■ WHAT IS REQUIRED
All lines of the material must be output verbatim.

■ ENTRIES SUPPLIED
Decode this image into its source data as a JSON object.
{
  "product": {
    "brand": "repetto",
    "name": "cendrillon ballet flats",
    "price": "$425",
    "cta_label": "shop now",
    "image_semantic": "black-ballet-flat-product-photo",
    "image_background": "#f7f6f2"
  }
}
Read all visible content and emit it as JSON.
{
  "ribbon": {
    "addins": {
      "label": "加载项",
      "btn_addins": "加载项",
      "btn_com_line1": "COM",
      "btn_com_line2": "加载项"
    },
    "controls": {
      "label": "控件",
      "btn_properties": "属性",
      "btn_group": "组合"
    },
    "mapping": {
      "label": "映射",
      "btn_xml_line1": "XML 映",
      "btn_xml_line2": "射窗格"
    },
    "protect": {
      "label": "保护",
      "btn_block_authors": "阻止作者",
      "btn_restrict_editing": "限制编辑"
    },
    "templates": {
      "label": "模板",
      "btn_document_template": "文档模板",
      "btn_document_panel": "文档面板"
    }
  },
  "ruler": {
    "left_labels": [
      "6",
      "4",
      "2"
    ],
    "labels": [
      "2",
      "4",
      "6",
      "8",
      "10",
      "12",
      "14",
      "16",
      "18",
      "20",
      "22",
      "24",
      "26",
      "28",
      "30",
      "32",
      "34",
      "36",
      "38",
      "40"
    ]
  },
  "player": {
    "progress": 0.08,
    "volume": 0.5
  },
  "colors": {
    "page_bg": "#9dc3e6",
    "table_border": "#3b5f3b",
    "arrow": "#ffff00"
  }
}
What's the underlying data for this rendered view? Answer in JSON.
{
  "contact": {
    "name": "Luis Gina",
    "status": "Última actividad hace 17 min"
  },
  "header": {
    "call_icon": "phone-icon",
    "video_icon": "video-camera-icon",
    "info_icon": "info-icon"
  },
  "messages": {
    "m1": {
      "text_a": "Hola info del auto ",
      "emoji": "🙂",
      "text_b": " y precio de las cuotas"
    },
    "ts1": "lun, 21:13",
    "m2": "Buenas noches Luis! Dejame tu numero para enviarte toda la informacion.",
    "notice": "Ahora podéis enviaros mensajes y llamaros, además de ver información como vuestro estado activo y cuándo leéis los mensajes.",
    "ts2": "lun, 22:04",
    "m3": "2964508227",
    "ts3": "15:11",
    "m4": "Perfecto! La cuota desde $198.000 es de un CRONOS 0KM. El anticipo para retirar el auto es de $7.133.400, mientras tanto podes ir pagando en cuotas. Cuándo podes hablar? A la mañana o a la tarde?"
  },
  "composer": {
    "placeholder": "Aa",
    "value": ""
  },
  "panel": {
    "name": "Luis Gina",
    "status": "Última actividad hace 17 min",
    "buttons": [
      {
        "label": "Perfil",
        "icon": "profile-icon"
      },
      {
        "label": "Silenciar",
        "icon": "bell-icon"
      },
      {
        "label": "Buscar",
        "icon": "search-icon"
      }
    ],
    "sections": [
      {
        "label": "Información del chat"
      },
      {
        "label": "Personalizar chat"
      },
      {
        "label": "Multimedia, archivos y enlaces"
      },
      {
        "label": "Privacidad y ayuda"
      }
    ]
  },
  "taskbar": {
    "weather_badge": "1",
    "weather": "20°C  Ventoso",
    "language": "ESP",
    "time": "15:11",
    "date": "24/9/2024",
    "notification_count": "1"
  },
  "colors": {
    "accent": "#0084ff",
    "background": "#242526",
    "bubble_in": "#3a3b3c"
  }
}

■ ANSWER TO THE PROBLEM
Decode this image into its source data as a JSON object.
{
  "product": {
    "brand": "repetto",
    "name": "cendrillon ballet flats",
    "price": "$425",
    "cta_label": "shop now",
    "image_semantic": "black-ballet-flat-product-photo",
    "image_background": "#f7f6f2"
  }
}
Read all visible content and emit it as JSON.
{
  "ribbon": {
    "addins": {
      "label": "加载项",
      "btn_addins": "加载项",
      "btn_com_line1": "COM",
      "btn_com_line2": "加载项"
    },
    "controls": {
      "label": "控件",
      "btn_properties": "属性",
      "btn_group": "组合"
    },
    "mapping": {
      "label": "映射",
      "btn_xml_line1": "XML 映",
      "btn_xml_line2": "射窗格"
    },
    "protect": {
      "label": "保护",
      "btn_block_authors": "阻止作者",
      "btn_restrict_editing": "限制编辑"
    },
    "templates": {
      "label": "模板",
      "btn_document_template": "文档模板",
      "btn_document_panel": "文档面板"
    }
  },
  "ruler": {
    "left_labels": [
      "6",
      "4",
      "2"
    ],
    "labels": [
      "2",
      "4",
      "6",
      "8",
      "10",
      "12",
      "14",
      "16",
      "18",
      "20",
      "22",
      "24",
      "26",
      "28",
      "30",
      "32",
      "34",
      "36",
      "38",
      "40"
    ]
  },
  "player": {
    "progress": 0.08,
    "volume": 0.5
  },
  "colors": {
    "page_bg": "#9dc3e6",
    "table_border": "#3b5f3b",
    "arrow": "#ffff00"
  }
}
What's the underlying data for this rendered view? Answer in JSON.
{
  "contact": {
    "name": "Luis Gina",
    "status": "Última actividad hace 17 min"
  },
  "header": {
    "call_icon": "phone-icon",
    "video_icon": "video-camera-icon",
    "info_icon": "info-icon"
  },
  "messages": {
    "m1": {
      "text_a": "Hola info del auto ",
      "emoji": "🙂",
      "text_b": " y precio de las cuotas"
    },
    "ts1": "lun, 21:13",
    "m2": "Buenas noches Luis! Dejame tu numero para enviarte toda la informacion.",
    "notice": "Ahora podéis enviaros mensajes y llamaros, además de ver información como vuestro estado activo y cuándo leéis los mensajes.",
    "ts2": "lun, 22:04",
    "m3": "2964508227",
    "ts3": "15:11",
    "m4": "Perfecto! La cuota desde $198.000 es de un CRONOS 0KM. El anticipo para retirar el auto es de $7.133.400, mientras tanto podes ir pagando en cuotas. Cuándo podes hablar? A la mañana o a la tarde?"
  },
  "composer": {
    "placeholder": "Aa",
    "value": ""
  },
  "panel": {
    "name": "Luis Gina",
    "status": "Última actividad hace 17 min",
    "buttons": [
      {
        "label": "Perfil",
        "icon": "profile-icon"
      },
      {
        "label": "Silenciar",
        "icon": "bell-icon"
      },
      {
        "label": "Buscar",
        "icon": "search-icon"
      }
    ],
    "sections": [
      {
        "label": "Información del chat"
      },
      {
        "label": "Personalizar chat"
      },
      {
        "label": "Multimedia, archivos y enlaces"
      },
      {
        "label": "Privacidad y ayuda"
      }
    ]
  },
  "taskbar": {
    "weather_badge": "1",
    "weather": "20°C  Ventoso",
    "language": "ESP",
    "time": "15:11",
    "date": "24/9/2024",
    "notification_count": "1"
  },
  "colors": {
    "accent": "#0084ff",
    "background": "#242526",
    "bubble_in": "#3a3b3c"
  }
}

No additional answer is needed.